A movie for the times, "Up in the Air" is topical and astutely observed. Social satire doesn't get delivered more incisively than this perfectly balanced movie. Just when a character approaches caricature the comedic effect is turned back and some of life's big questions are plausibly presented. We respond with a collective sigh, not to mention the odd tear. Let "Up in the Air" bring you back to earth.
A dramatization of the 1980 joint CIA-Canadian secret operation to extract six fugitive American diplomatic personnel out of revolutionary Iran.

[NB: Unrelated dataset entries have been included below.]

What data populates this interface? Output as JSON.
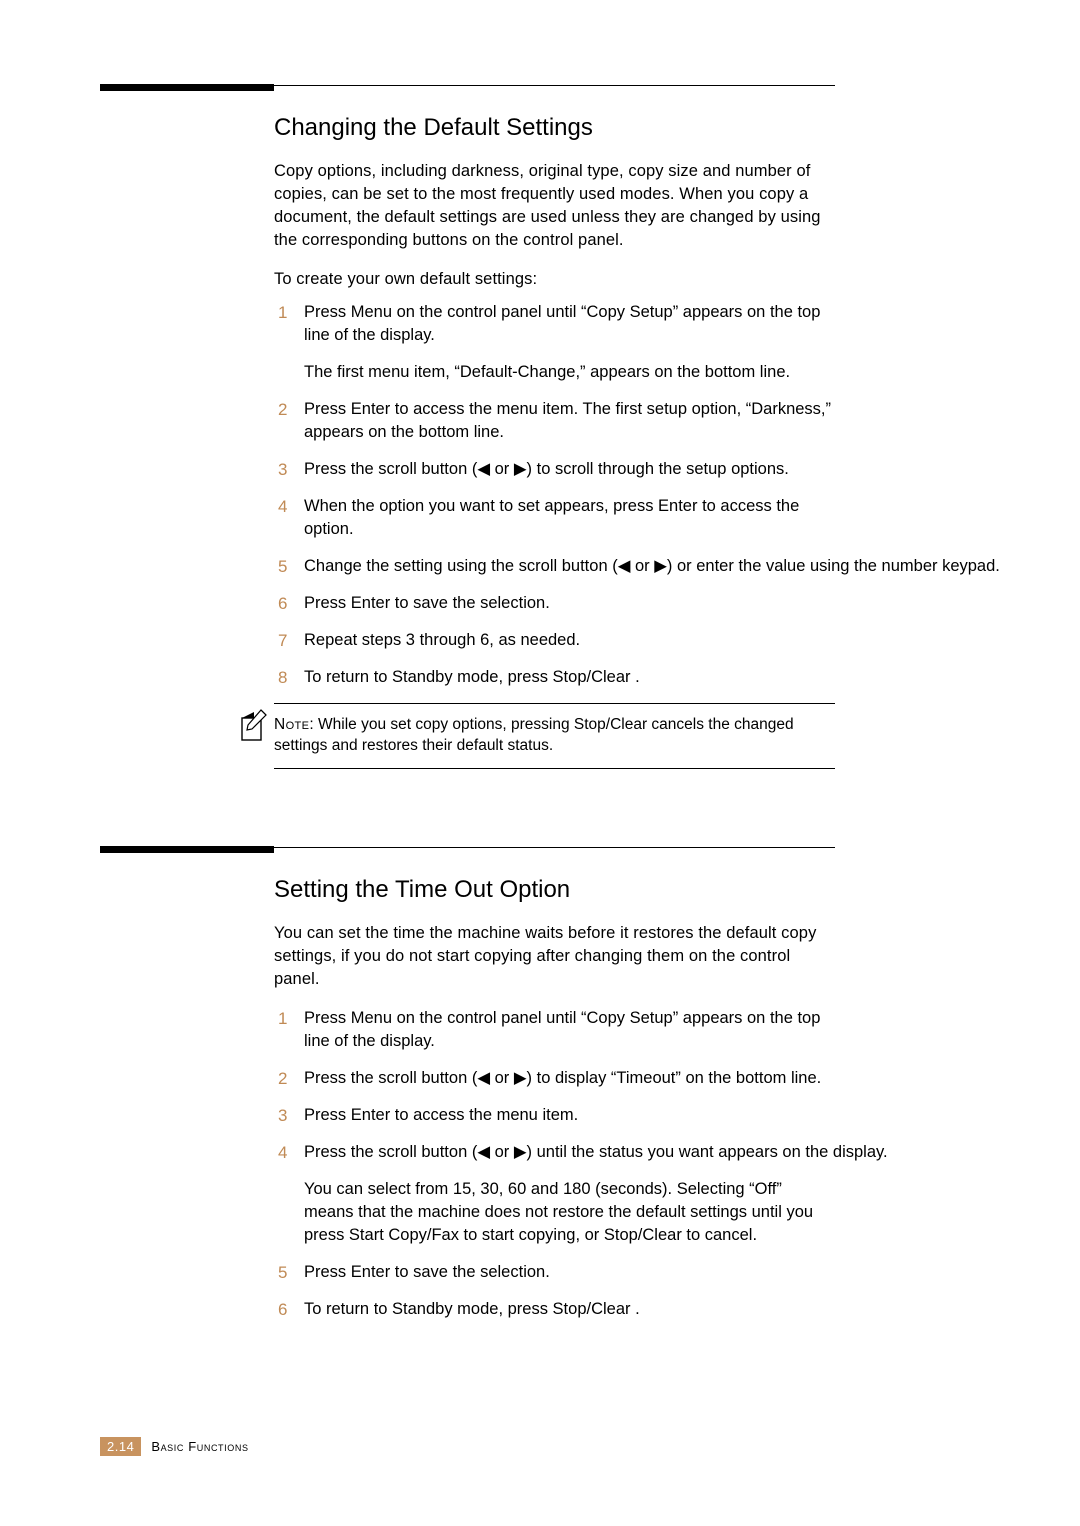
{
  "section1": {
    "heading": "Changing the Default Settings",
    "intro": "Copy options, including darkness, original type, copy size and number of copies, can be set to the most frequently used modes. When you copy a document, the default settings are used unless they are changed by using the corresponding buttons on the control panel.",
    "lead": "To create your own default settings:",
    "steps": [
      {
        "num": "1",
        "text": "Press Menu  on the control panel until “Copy Setup” appears on the top line of the display.",
        "sub": "The first menu item, “Default-Change,” appears on the bottom line."
      },
      {
        "num": "2",
        "text": "Press Enter  to access the menu item. The first setup option, “Darkness,” appears on the bottom line."
      },
      {
        "num": "3",
        "text": "Press the scroll button (◀ or ▶) to scroll through the setup options."
      },
      {
        "num": "4",
        "text": "When the option you want to set appears, press Enter  to access the option."
      },
      {
        "num": "5",
        "text": "Change the setting using the scroll button (◀ or ▶) or enter the value using the number keypad."
      },
      {
        "num": "6",
        "text": "Press Enter  to save the selection."
      },
      {
        "num": "7",
        "text": "Repeat steps 3 through 6, as needed."
      },
      {
        "num": "8",
        "text": "To return to Standby mode, press Stop/Clear   ."
      }
    ]
  },
  "note": {
    "label": "Note",
    "text": ": While you set copy options, pressing Stop/Clear     cancels the changed settings and restores their default status."
  },
  "section2": {
    "heading": "Setting the Time Out Option",
    "intro": "You can set the time the machine waits before it restores the default copy settings, if you do not start copying after changing them on the control panel.",
    "steps": [
      {
        "num": "1",
        "text": "Press Menu  on the control panel until “Copy Setup” appears on the top line of the display."
      },
      {
        "num": "2",
        "text": "Press the scroll button (◀ or ▶) to display “Timeout” on the bottom line."
      },
      {
        "num": "3",
        "text": "Press Enter  to access the menu item."
      },
      {
        "num": "4",
        "text": "Press the scroll button (◀ or ▶) until the status you want appears on the display.",
        "sub": "You can select from 15, 30, 60 and 180 (seconds). Selecting “Off” means that the machine does not restore the default settings until you press Start Copy/Fax      to start copying, or Stop/Clear     to cancel."
      },
      {
        "num": "5",
        "text": "Press Enter  to save the selection."
      },
      {
        "num": "6",
        "text": "To return to Standby mode, press Stop/Clear   ."
      }
    ]
  },
  "footer": {
    "page": "2.14",
    "label": "Basic Functions"
  }
}
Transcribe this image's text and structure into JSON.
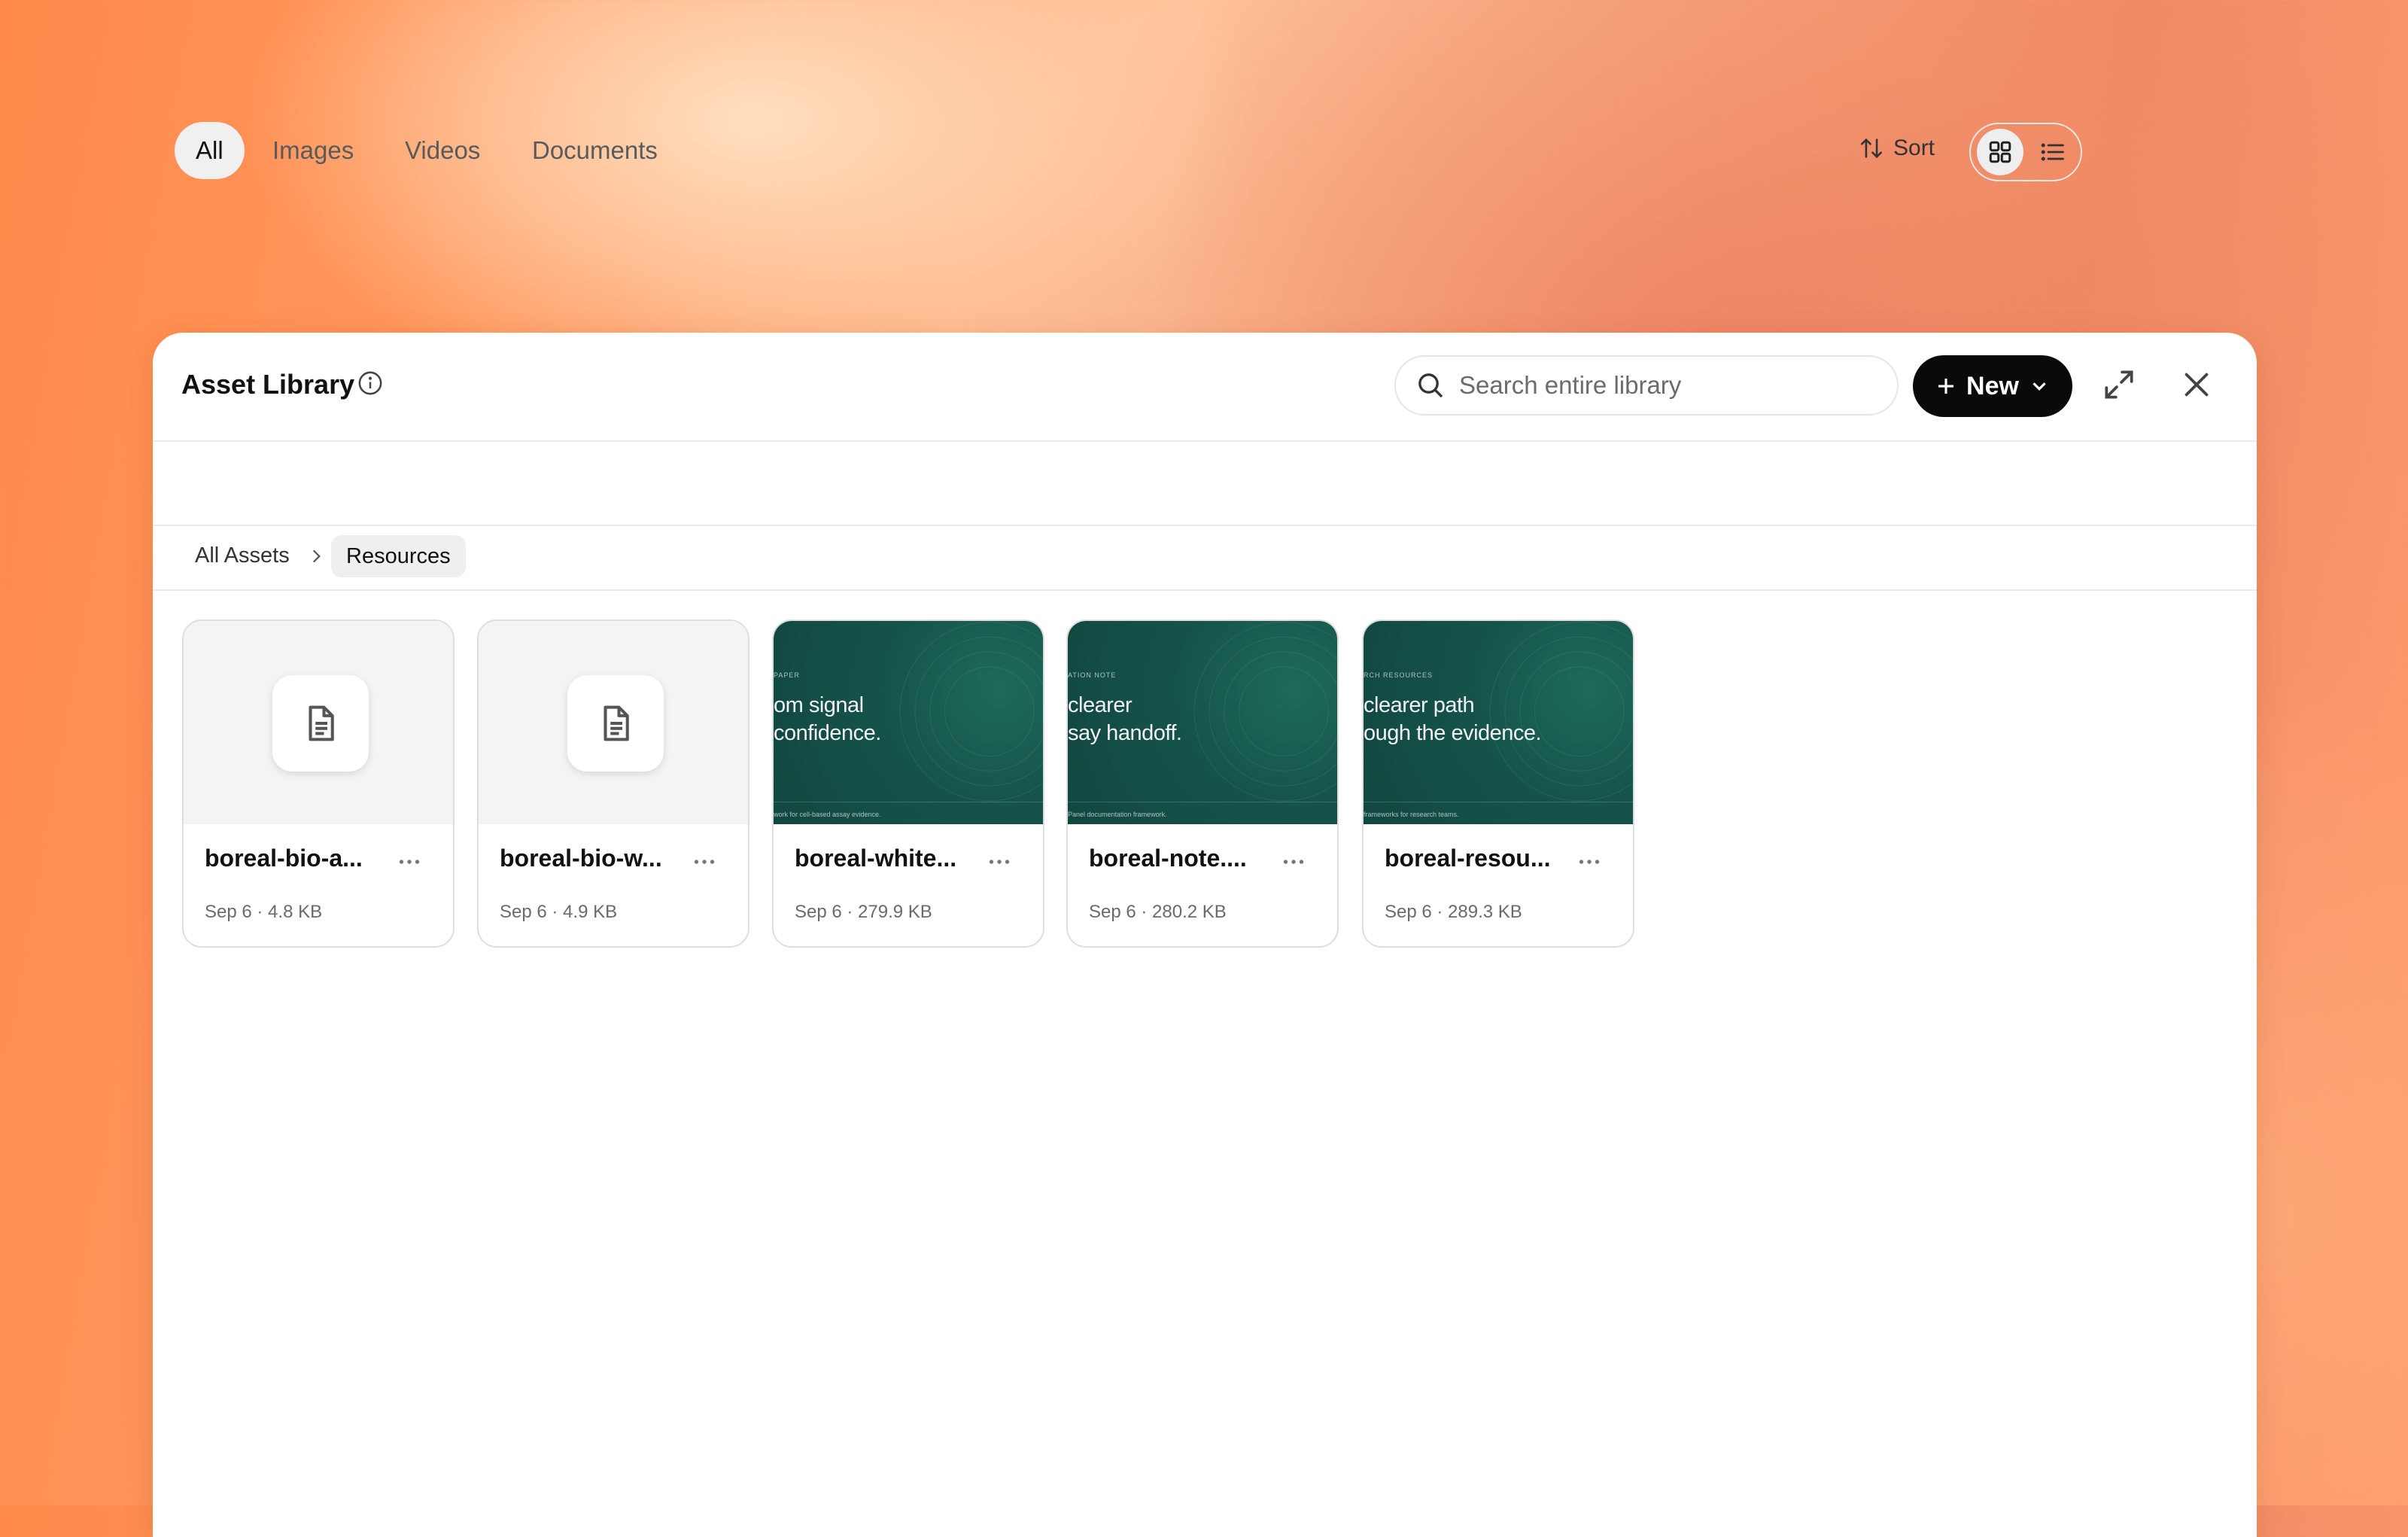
{
  "window": {
    "title": "Asset Library",
    "search_placeholder": "Search entire library",
    "new_button_label": "New"
  },
  "tabs": [
    {
      "label": "All",
      "active": true
    },
    {
      "label": "Images",
      "active": false
    },
    {
      "label": "Videos",
      "active": false
    },
    {
      "label": "Documents",
      "active": false
    }
  ],
  "toolbar": {
    "sort_label": "Sort",
    "view_mode": "grid"
  },
  "breadcrumb": {
    "root": "All Assets",
    "current": "Resources"
  },
  "files": [
    {
      "name": "boreal-bio-a...",
      "meta": "Sep 6 · 4.8 KB",
      "thumb": "document"
    },
    {
      "name": "boreal-bio-w...",
      "meta": "Sep 6 · 4.9 KB",
      "thumb": "document"
    },
    {
      "name": "boreal-white...",
      "meta": "Sep 6 · 279.9 KB",
      "thumb": "image",
      "thumb_kicker": "PAPER",
      "thumb_headline": "om signal\nconfidence.",
      "thumb_footer": "work for cell-based assay evidence."
    },
    {
      "name": "boreal-note....",
      "meta": "Sep 6 · 280.2 KB",
      "thumb": "image",
      "thumb_kicker": "ATION NOTE",
      "thumb_headline": "clearer\nsay handoff.",
      "thumb_footer": "Panel documentation framework."
    },
    {
      "name": "boreal-resou...",
      "meta": "Sep 6 · 289.3 KB",
      "thumb": "image",
      "thumb_kicker": "RCH RESOURCES",
      "thumb_headline": "clearer path\nough the evidence.",
      "thumb_footer": "frameworks for research teams."
    }
  ],
  "colors": {
    "accent": "#0a0a0a",
    "thumb_green": "#15534a"
  }
}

"Argo" captures your attention from start to finish. If you're not familiar with the political context, don't stress, as the brilliant opening sequence will give you all the background you need. Once up to speed, you can fully appreciate the treacherous and volatile situation of the time, made even more unbelievable by its grounding in a true story. The ensemble cast is brilliant, doing their best to prolong the exciting suspense and tension throughout. The result is universally good. Ar, go watch it.
Still AliceAnne Murphy
A linguistics professor and her family find their bonds tested when she is diagnosed with Early-onset Alzheimer's Disease.
For all of its compassion and sensitivity "Still Alice" is, in part, a horror story. Anyone who has experienced the deterioration of somebody close with any form of dementia will recognise this woman’s descent into confusion and the possibility that the same could happen to any of us. It is a heartbreaking tale to watch, thanks to the talented cast who make each scene believable, and of course there is no chance of a happy ending. Still only a shell of Alice.
The Perks of Being a WallflowerAnne Murphy
An introverted freshman is taken under the wings of two seniors who welcome him to the real world.
Loners know that adolescence is a time of alienation. While nobody wants to be like everybody else, shyness is a disability, and we tend to have a biting need for friendship and belonging. The director demonstrates remarkable sensitivity in showing the agony of awkward social situations and largely avoiding cliché. The central characters are entrancing as they navigate their lives with quirky individualism, and they're interesting and real. Tissues are recommended for this piercing movie that is as troubling as it is vivacious. It gets better, wallflowers.